THERE have been “concerning” changes in the mental health of teenage girls in Scotland, a study looking at the behaviour of young people has suggested.
Substantially more girls than boys reported psychological stress, health complaints including nervousness and low mood, and medicine use, researchers found.
In 2014, 15-year old girls are around twice as likely as boys to report irritability, nervousness and low moodCandace Currie, Director child and adolescent health research unit, St Andrews.
The gender gap was especially wide for 15-year-olds, with 54 per cent of girls having two or more complaints more than once a week, compared to 29 per cent of boys this age. But, overall, young people in Scotland generally reported high life-satisfaction (87 per cent), the study carried out by academics at the University of St Andrews found.
Researchers looked at the health and well-being of those aged 11, 13 and 15 over the past four years, covering their feelings and habits, including those relating to family life, school, nutrition, physical activity, body image, substance use, sexual health and bullying.
The proportion of young people who feel very happy reduced with age, from 59 per cent of 11-year-olds to 27 per cent of 15-year-olds.
About 10,800 school pupils took part in the survey, which follows studies carried out every four years since 1990 to provide trends over the 24-year period.
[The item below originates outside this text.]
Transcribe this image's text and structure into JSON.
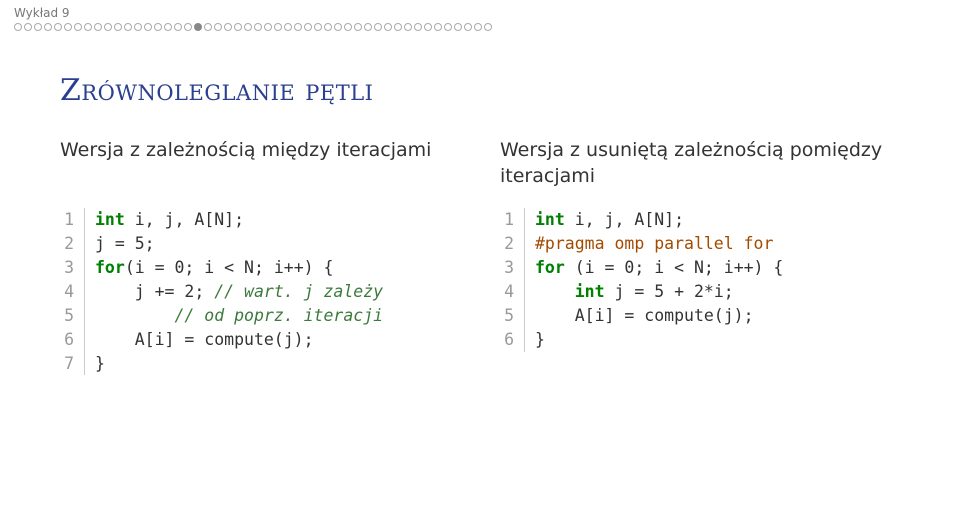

The findings reveal a marked decrease in smoking among 15-year-olds over the past two decades and there was also a reduction in alcohol consumption, with weekly drinking among 15-year-olds now below that reported in 1990.
Over the past four years, there was a decline in the proportion of 15-year-old girls that report having had sex (from 35 per cent to 27 per cent). Of those 15-year-olds, 24 per cent said their first intercourse was at 13 or younger.